Did people confuse stony glares and a fancy hairdo for un-dead badassery? What happened to the Lestat de Lioncourts? There's nothing cooler than Tom Cruise's rotting body playing the piano in Interview with the Vampire while he mutters "Claudia, you've been a very naughty little girl".

Or what about The Lost Boy's David with his gang of bloodsucking bikers? Sure, they have mullets and hang out around a greased up sax player, but they guzzle blood and hunt teens like there's no tomorrow.

These are fine examples of neck chomping nasties that aren't afraid to show some teeth or bite some wrists. Has Edward "I only kill animals" Cullen usurped their throne? He doesn't even have his own spooky castle; even Count Duckula had one of those.

Vampires don't glisten when exposed to sunlight; they burst into a horrific orgy of flames and screams, that's just what happens. It's simple Vampire science. Vampires don't watch you sleep; they kill you in your sleep. Never has a walking corpse had such a hard on for girls since Hugh Hefner.

It makes you ask yourself, if these guys were real, how long would this Twilight poster boy survive? Not long i bet. Putting all your supernatural, otherworldly abilities to work by playing a family game of baseball instead of kicking arse are we Cullen? I think Blade wants a word.

Roger Rabbit Returns?

Waiting 21 years for a sequel isn't too long right?

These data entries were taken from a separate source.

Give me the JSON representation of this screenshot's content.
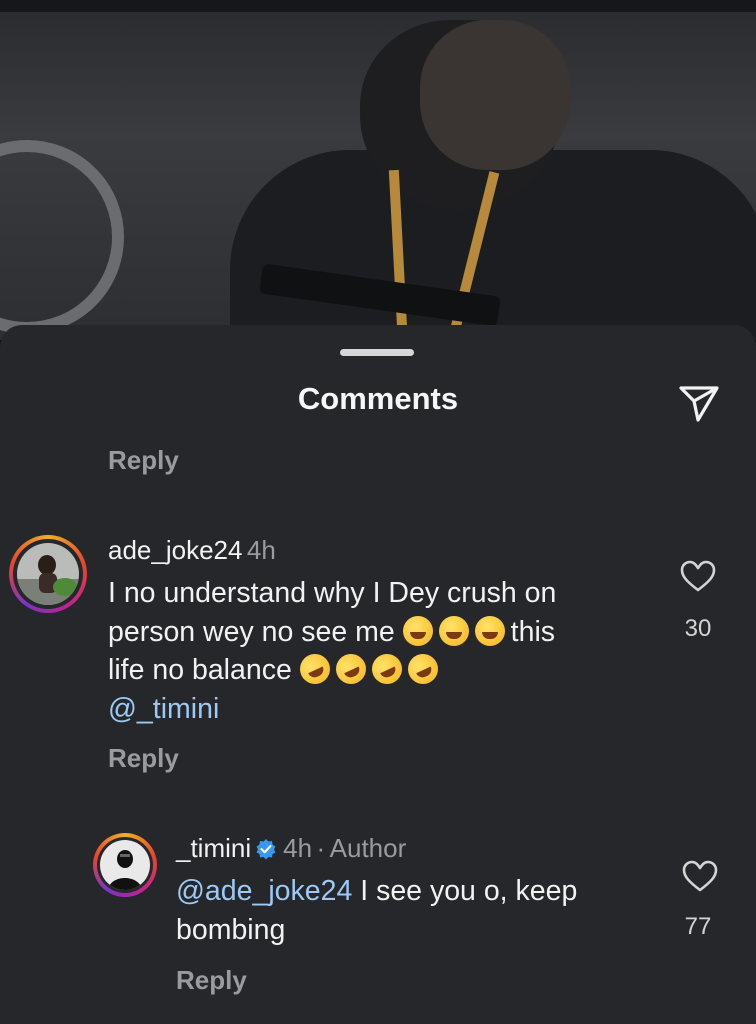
{
  "sheet": {
    "title": "Comments"
  },
  "top_reply": {
    "label": "Reply"
  },
  "comments": [
    {
      "username": "ade_joke24",
      "time": "4h",
      "text_line1": "I no understand why I Dey crush on",
      "text_line2_a": "person wey no see me ",
      "text_line2_b": "this",
      "text_line3": "life no balance ",
      "mention": "@_timini",
      "likes": "30",
      "reply_label": "Reply"
    },
    {
      "username": "_timini",
      "time": "4h",
      "badge": "Author",
      "separator": "·",
      "mention": "@ade_joke24",
      "text_a": " I see you o, keep",
      "text_b": "bombing",
      "likes": "77",
      "reply_label": "Reply"
    }
  ],
  "icons": {
    "share": "paper-plane-icon",
    "like": "heart-outline-icon",
    "verified": "verified-badge-icon"
  },
  "colors": {
    "sheet_bg": "#25272b",
    "mention": "#9ec9f5",
    "muted": "#9a9b9f",
    "verified": "#3897f0"
  }
}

This week director Robert Zemeckis confirmed to MTV that the long awaited sequel for 1988 film Who Framed Roger Rabbit? is finally moving forward.

Whilst on the publicity trail for his latest film A Christmas Carol which opens this Friday, the film maker revealed that the guys who penned the original Peter Seaman and Jeffrey Price are currently churning out a sequel screenplay.

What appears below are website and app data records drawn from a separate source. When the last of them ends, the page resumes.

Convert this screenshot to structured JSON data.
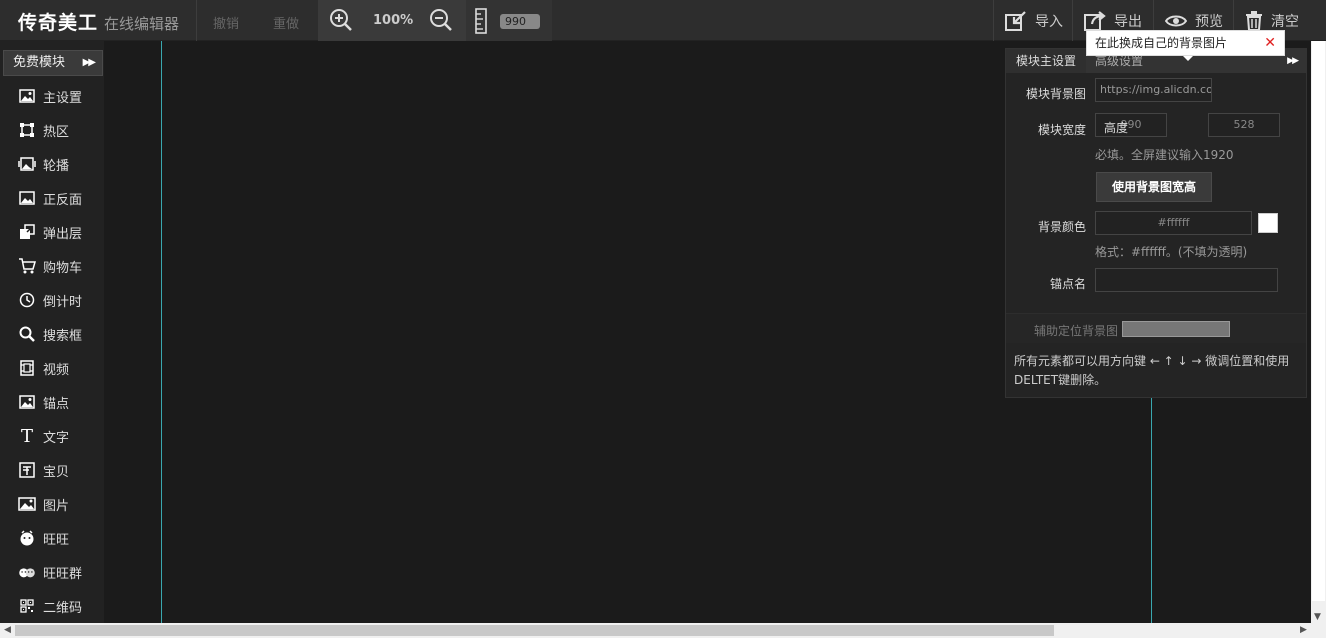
{
  "app": {
    "logo": "传奇美工",
    "subtitle": "在线编辑器"
  },
  "toolbar": {
    "undo": "撤销",
    "redo": "重做",
    "zoom": "100%",
    "width": "990",
    "import": "导入",
    "export": "导出",
    "preview": "预览",
    "clear": "清空"
  },
  "sidebar": {
    "header": "免费模块",
    "header_arrows": "▶▶",
    "items": [
      {
        "label": "主设置",
        "icon": "image-icon"
      },
      {
        "label": "热区",
        "icon": "hotspot-icon"
      },
      {
        "label": "轮播",
        "icon": "carousel-icon"
      },
      {
        "label": "正反面",
        "icon": "flip-icon"
      },
      {
        "label": "弹出层",
        "icon": "popup-icon"
      },
      {
        "label": "购物车",
        "icon": "cart-icon"
      },
      {
        "label": "倒计时",
        "icon": "clock-icon"
      },
      {
        "label": "搜索框",
        "icon": "search-icon"
      },
      {
        "label": "视频",
        "icon": "video-icon"
      },
      {
        "label": "锚点",
        "icon": "anchor-icon"
      },
      {
        "label": "文字",
        "icon": "text-icon"
      },
      {
        "label": "宝贝",
        "icon": "product-icon"
      },
      {
        "label": "图片",
        "icon": "picture-icon"
      },
      {
        "label": "旺旺",
        "icon": "wangwang-icon"
      },
      {
        "label": "旺旺群",
        "icon": "wangwang-group-icon"
      },
      {
        "label": "二维码",
        "icon": "qrcode-icon"
      }
    ]
  },
  "panel": {
    "tab_main": "模块主设置",
    "tab_advanced": "高级设置",
    "tab_arrows": "▶▶",
    "bg_image_label": "模块背景图",
    "bg_image_value": "https://img.alicdn.cor",
    "width_label": "模块宽度",
    "width_value": "990",
    "height_label": "高度",
    "height_value": "528",
    "width_hint": "必填。全屏建议输入1920",
    "use_bg_size_button": "使用背景图宽高",
    "bg_color_label": "背景颜色",
    "bg_color_value": "#ffffff",
    "bg_color_hint": "格式：#ffffff。(不填为透明)",
    "anchor_label": "锚点名",
    "anchor_value": "",
    "aux_bg_label": "辅助定位背景图",
    "note": "所有元素都可以用方向键 ← ↑ ↓ → 微调位置和使用DELTET键删除。"
  },
  "tooltip": {
    "text": "在此换成自己的背景图片",
    "close": "✕"
  },
  "colors": {
    "guide": "#3aa8b0",
    "accent_red": "#e02020"
  }
}
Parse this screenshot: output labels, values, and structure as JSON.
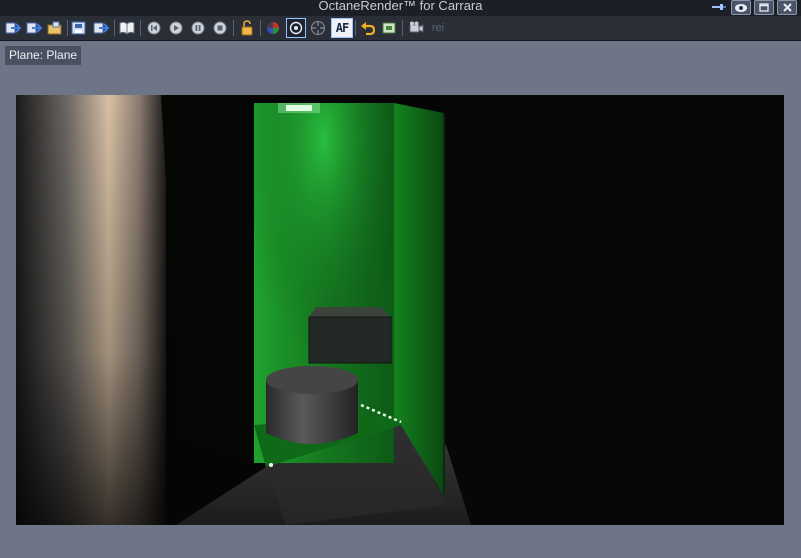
{
  "window": {
    "title": "OctaneRender™ for Carrara"
  },
  "window_controls": [
    {
      "icon": "pin-icon"
    },
    {
      "icon": "eye-icon"
    },
    {
      "icon": "maximize-icon"
    },
    {
      "icon": "close-icon"
    }
  ],
  "toolbar": {
    "buttons": [
      {
        "icon": "import-arrow-icon"
      },
      {
        "icon": "export-arrow-icon"
      },
      {
        "icon": "open-folder-icon"
      },
      {
        "icon": "save-image-icon"
      },
      {
        "icon": "send-arrow-icon"
      },
      {
        "icon": "book-icon"
      },
      {
        "icon": "restart-icon"
      },
      {
        "icon": "play-icon"
      },
      {
        "icon": "pause-icon"
      },
      {
        "icon": "stop-icon"
      },
      {
        "icon": "lock-icon"
      },
      {
        "icon": "color-sphere-icon"
      },
      {
        "icon": "camera-focus-icon"
      },
      {
        "icon": "target-icon"
      },
      {
        "icon": "autofocus-icon"
      },
      {
        "icon": "undo-icon"
      },
      {
        "icon": "region-render-icon"
      },
      {
        "icon": "movie-camera-icon"
      },
      {
        "icon": "rei-icon"
      }
    ],
    "af_label": "AF",
    "rei_label": "rei"
  },
  "viewport": {
    "label": "Plane: Plane"
  },
  "colors": {
    "titlebar": "#1c1f26",
    "toolbar": "#2a2e37",
    "panel": "#6e7586",
    "render_bg": "#050505",
    "wall_green": "#1f8f2a"
  }
}
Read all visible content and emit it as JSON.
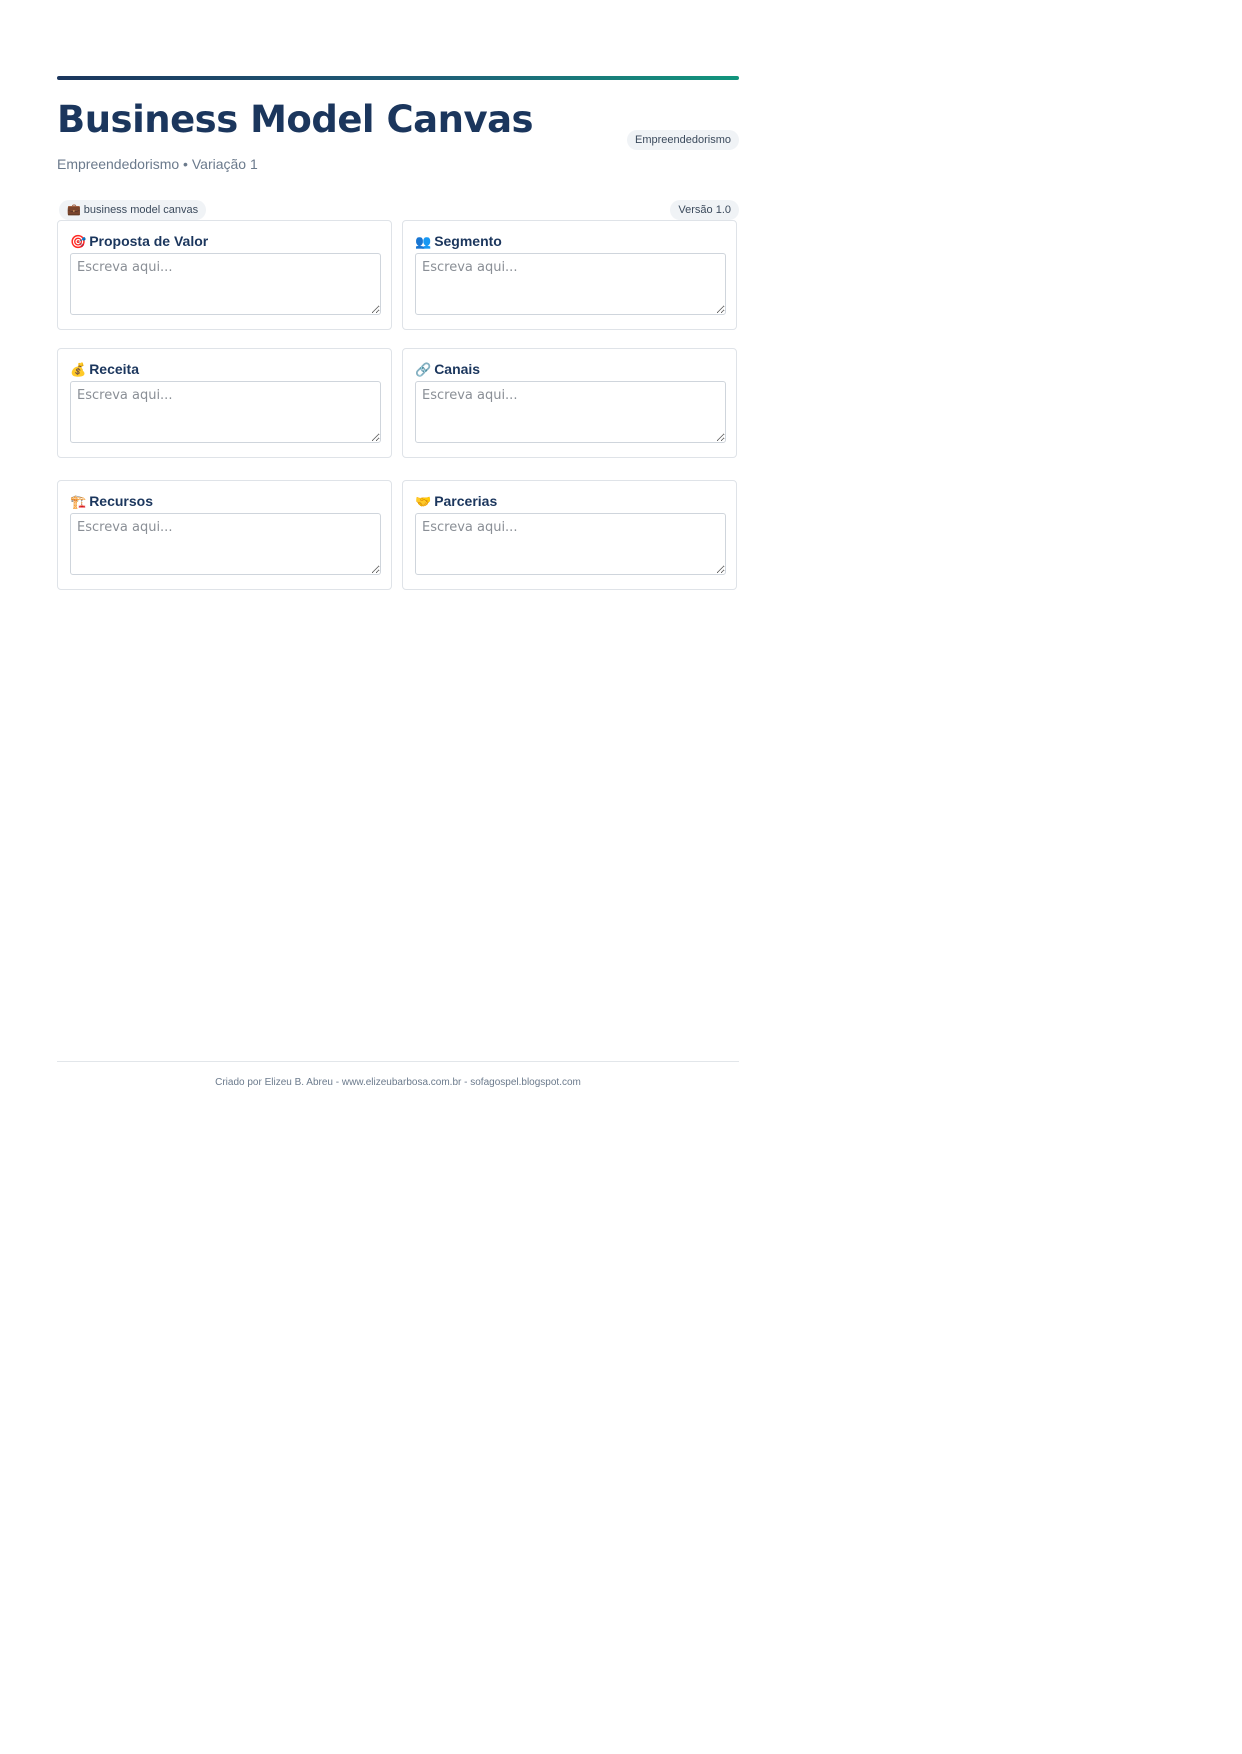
{
  "header": {
    "title": "Business Model Canvas",
    "subtitle": "Empreendedorismo • Variação 1",
    "category_badge": "Empreendedorismo"
  },
  "meta": {
    "tag_icon": "💼",
    "tag_label": "business model canvas",
    "version": "Versão 1.0"
  },
  "cards": [
    {
      "icon": "🎯",
      "icon_name": "target-icon",
      "title": "Proposta de Valor",
      "placeholder": "Escreva aqui...",
      "value": ""
    },
    {
      "icon": "👥",
      "icon_name": "people-icon",
      "title": "Segmento",
      "placeholder": "Escreva aqui...",
      "value": ""
    },
    {
      "icon": "💰",
      "icon_name": "money-bag-icon",
      "title": "Receita",
      "placeholder": "Escreva aqui...",
      "value": ""
    },
    {
      "icon": "🔗",
      "icon_name": "link-icon",
      "title": "Canais",
      "placeholder": "Escreva aqui...",
      "value": ""
    },
    {
      "icon": "🏗️",
      "icon_name": "construction-icon",
      "title": "Recursos",
      "placeholder": "Escreva aqui...",
      "value": ""
    },
    {
      "icon": "🤝",
      "icon_name": "handshake-icon",
      "title": "Parcerias",
      "placeholder": "Escreva aqui...",
      "value": ""
    }
  ],
  "footer": {
    "text": "Criado por Elizeu B. Abreu - www.elizeubarbosa.com.br - sofagospel.blogspot.com"
  },
  "colors": {
    "title": "#1b365d",
    "accent_start": "#1b365d",
    "accent_end": "#12957c"
  }
}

Zemeckis, a director known for his love of motion capture technology was quick to reassure devoted fans that this new craze wont interfere with the follow up.

The director explained to MTV News that "The 2D characters from the original movie will remain 2D. They will not be dimensionalized. Not to say there wont be 3D". Adding that performance capture may be used for characters to interact with the 2D toons, "It would be really fun" Zemeckis enthused.

Despite Bob Hoskins claiming he's too old to return as Toon-hating alcoholic Eddie Valiant, Zemeckis tells a differnt story: "He loves Eddie Valiant and he would love to do it" he added to MTV.

This is not the first time talk of a Roger Rabbit sequel has made the rounds. In the early nineties work began on Roger Rabbit: The Toon Platoon a war film set in 1941 involving Roger searching for his mother, encountering cartoons of the Golden Age of animation and his future wife along the way.

A similar treatment resurfaced in 1997 under the title Who Discovered Roger Rabbit? chronicling the bunny's rise to stardom. However both direct-to-video ideas were eventually shelved after some shaky CGI footage and producer Steven Spielberg lost interest.
Should we expect these story lines to crop up in the new film?

MTV claim claim to have more information on the topic and will unveil it bit by bit throughout the week. Watch this space.

In the mean time check out the Roger Rabbit short "Roller Coaster Rabbit"

Prince of Persia: The Sands of Time

The first trailer for Prince of Persia: The Sands of Time hit the internet today, check it out below!

The computer game adaptation directed by Mike Newell (Harry Potter and the Goblet of Fire), see's Jake Gyllenhaal as Prince Dastan, a rogue who is trying desperately to protect The Sands of Time - a mysterious dagger which has the ability to reverse the flow of time.

The Jerry Bruckheimer produced blockbuster also stars Gemma Arterton as Princess Tamina, a reluctant love interest for Dastan and Ben Kingsley as Nizam the evil nobleman who is also chasing the time altering McGuffin.

The trailer suggests that Newell has remained pretty faithful to the source video games - there's plenty of aerobatic manoeuvres and swordplay. Gyllenhaal certainly looks the part, however is it me or can you sense the powers that be attemptnig to recapture some of that Pirates of the Caribbean magic?

It could go either way - really good or really bad. Guess we'll just have to wait for May 28th 2010 to find out.